So, can you take the NCLEX if you graduated from a school that was not accredited? The answer is yes and no. Some state boards say as long as you attended a nursing school, got your hours of clinicals in, and received the minimum passing grade, then yes you can take the state board's NCLEX. For those of you who do not know what the NCLEX is, it stands for National Council Licensure Examination. The NCLEX is exactly that, a national exam that every nursing graduate must take to be able to receive their licensure if they pass.
However, you could have graduated from a school that was not accredited, but your state board may choose not to let you take the NCLEX because they feel you have not fulfilled all the necessary requirements during your schooling. Not being able to take the exam is not very likely, but it does happen.
It is always important to look into the school you are planning to attend BEFORE you fully commit yourself, so you can be ready for any issues.
For job searching, there really is no definite answer, although most jobs do prefer that you graduated from an accredited school. If the choice is between you, who did not graduate from an accredited school, and someone else who did graduate from an accredited school, most employers will choose the candidate with the accredited nursing degree.
Let's say you graduated from a school that was not accredited but your state board has granted you permission to take the NCLEX despite this. You'll then have the chance to take the exam and pass to get your license. But, on the stressful side, let's say you graduated from a school that was not accredited but your state board has chosen to deny you from taking the exam. Sadly, you cannot travel from state to state trying to find a state board that will allow you to take the NCLEX despite this setback. For more precise directions, it is best to contact your state's BON, but ultimately you will probably have to attend a school that is accredited with the degree you have chosen.
When your school is accredited, it means that they are operating at an acceptable level according to the accrediting institution, which looks at many factors to assess academic excellence. Different agencies decide on whether they would like to accredit a school or not. The U.S. Secretary of Education has a list of legitimate agencies that can accredit schools. Most nursing programs are accredited through organizations such as the Accreditation Commission for Education in Nursing (ACEN) or the Commission for Collegiate Nursing Education (CCNE). If your school is not accredited, there is no option for you to transfer to a different school because no school will take a transfer from a school that is not credible. Also, if your school is not accredited, you are limited in receiving financial aid funds.

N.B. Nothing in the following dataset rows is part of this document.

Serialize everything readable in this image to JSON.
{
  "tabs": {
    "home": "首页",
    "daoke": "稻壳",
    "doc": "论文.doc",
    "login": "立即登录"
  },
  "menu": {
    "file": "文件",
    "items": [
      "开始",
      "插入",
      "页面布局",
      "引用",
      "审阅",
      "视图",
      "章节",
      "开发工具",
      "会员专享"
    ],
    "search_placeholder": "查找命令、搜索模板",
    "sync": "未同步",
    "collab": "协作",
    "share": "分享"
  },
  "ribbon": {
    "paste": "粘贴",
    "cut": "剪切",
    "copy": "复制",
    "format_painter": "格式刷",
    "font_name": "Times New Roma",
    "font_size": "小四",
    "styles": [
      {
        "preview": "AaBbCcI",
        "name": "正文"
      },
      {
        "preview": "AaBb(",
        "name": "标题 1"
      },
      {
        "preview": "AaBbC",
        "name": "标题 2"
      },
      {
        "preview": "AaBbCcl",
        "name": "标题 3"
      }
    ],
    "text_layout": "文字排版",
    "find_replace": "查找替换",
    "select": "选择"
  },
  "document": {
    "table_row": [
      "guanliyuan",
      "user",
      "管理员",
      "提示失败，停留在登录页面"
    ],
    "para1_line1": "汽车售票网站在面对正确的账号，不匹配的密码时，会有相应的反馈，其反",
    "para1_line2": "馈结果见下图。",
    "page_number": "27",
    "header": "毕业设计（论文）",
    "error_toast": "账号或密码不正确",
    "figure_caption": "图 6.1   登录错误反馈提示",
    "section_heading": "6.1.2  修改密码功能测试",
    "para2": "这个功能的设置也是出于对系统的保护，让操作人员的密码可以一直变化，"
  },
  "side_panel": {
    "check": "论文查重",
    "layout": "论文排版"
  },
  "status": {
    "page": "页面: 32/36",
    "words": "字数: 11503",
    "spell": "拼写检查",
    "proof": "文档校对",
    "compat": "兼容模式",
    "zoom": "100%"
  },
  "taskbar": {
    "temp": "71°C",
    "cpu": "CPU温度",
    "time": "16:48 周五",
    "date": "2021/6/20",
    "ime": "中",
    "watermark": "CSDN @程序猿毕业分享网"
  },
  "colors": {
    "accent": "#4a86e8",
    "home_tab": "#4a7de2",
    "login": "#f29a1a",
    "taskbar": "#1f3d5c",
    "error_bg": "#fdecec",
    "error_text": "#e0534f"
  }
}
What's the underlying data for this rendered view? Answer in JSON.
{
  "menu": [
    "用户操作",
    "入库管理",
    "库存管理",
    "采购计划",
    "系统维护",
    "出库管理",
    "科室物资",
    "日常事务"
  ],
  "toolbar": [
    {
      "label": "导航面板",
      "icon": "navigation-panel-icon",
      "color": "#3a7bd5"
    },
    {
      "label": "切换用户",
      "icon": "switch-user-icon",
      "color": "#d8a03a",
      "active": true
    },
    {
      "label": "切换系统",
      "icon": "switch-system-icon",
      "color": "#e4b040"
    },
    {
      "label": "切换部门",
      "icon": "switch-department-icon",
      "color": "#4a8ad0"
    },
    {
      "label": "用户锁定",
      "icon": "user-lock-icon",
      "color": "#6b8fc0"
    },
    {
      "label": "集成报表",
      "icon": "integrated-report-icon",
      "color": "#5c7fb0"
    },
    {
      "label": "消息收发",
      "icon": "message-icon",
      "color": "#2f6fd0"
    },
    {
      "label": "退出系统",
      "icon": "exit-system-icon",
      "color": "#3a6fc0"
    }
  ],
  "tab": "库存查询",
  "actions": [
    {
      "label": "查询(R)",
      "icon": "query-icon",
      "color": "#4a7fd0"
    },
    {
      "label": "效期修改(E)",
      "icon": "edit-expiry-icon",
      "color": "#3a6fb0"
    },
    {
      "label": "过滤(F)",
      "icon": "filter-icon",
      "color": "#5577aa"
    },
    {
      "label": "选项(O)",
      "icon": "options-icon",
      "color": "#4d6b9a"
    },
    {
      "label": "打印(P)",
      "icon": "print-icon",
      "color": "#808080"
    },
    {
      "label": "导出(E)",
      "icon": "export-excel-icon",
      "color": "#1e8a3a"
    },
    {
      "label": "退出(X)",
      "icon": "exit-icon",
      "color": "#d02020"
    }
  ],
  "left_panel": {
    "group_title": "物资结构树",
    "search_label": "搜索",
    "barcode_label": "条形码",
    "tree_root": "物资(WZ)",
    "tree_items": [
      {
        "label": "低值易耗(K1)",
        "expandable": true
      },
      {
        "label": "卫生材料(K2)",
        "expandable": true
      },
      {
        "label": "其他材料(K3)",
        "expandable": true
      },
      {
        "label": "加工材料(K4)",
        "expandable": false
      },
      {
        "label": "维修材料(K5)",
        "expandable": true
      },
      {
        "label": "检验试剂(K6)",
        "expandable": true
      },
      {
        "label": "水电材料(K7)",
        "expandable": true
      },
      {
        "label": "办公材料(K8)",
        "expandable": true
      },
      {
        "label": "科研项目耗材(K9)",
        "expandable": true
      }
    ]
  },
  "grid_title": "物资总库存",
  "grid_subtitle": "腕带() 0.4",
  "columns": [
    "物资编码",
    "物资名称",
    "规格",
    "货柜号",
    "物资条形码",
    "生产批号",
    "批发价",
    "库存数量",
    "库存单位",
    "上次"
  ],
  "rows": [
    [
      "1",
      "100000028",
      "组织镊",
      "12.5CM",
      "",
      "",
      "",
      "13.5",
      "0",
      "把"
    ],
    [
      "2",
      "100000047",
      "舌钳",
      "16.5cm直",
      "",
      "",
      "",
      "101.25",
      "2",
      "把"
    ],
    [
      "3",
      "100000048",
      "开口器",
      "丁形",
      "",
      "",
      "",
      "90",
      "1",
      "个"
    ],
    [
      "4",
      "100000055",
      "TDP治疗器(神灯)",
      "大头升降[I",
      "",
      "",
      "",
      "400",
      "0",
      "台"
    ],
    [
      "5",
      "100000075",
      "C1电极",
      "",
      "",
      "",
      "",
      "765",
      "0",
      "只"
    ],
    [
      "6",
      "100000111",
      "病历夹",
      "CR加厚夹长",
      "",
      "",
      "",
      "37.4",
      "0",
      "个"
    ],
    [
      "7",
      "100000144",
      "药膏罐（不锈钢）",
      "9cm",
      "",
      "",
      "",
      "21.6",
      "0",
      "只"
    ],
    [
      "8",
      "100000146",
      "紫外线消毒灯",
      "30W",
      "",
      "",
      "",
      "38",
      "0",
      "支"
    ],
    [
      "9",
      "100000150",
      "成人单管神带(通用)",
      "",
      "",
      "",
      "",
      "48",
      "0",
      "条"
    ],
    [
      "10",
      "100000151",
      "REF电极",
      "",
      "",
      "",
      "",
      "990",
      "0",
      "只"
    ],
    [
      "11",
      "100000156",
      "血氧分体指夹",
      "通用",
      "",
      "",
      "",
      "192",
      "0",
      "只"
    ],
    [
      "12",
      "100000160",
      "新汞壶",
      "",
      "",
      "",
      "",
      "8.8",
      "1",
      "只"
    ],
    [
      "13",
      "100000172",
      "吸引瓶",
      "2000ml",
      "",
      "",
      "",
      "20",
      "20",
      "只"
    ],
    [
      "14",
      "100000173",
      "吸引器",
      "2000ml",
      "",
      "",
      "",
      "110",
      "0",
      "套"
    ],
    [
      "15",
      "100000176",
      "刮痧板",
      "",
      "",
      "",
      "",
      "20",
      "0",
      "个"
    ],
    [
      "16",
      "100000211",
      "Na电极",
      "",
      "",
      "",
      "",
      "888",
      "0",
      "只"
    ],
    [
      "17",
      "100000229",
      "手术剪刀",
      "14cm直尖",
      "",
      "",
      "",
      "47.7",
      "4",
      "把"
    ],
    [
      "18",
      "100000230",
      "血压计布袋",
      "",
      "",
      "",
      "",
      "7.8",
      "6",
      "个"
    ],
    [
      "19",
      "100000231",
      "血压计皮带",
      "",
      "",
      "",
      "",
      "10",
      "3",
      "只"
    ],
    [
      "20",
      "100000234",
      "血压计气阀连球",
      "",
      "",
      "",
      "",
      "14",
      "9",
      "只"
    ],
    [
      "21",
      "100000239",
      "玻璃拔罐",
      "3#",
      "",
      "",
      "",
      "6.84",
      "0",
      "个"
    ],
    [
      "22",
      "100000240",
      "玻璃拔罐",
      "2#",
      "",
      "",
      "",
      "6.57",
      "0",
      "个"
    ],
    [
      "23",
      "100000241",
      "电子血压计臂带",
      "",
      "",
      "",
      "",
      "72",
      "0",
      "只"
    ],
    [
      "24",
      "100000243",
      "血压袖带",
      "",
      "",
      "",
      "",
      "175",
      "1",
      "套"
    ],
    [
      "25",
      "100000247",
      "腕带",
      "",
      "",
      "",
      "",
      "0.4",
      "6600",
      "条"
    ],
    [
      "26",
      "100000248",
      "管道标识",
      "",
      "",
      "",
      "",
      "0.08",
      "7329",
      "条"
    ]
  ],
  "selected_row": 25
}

All of these things are very important to think about when choosing a nursing school to attend. Keep in mind the downfalls a non-accredited school can bring. Taking the NCLEX already has strict requirements, so you do not want to add on any stress to the process. Furthermore, it is best to try and attend a school that is credible to save you trouble in the long run. Taking a little time out to do some research will save you both time and money.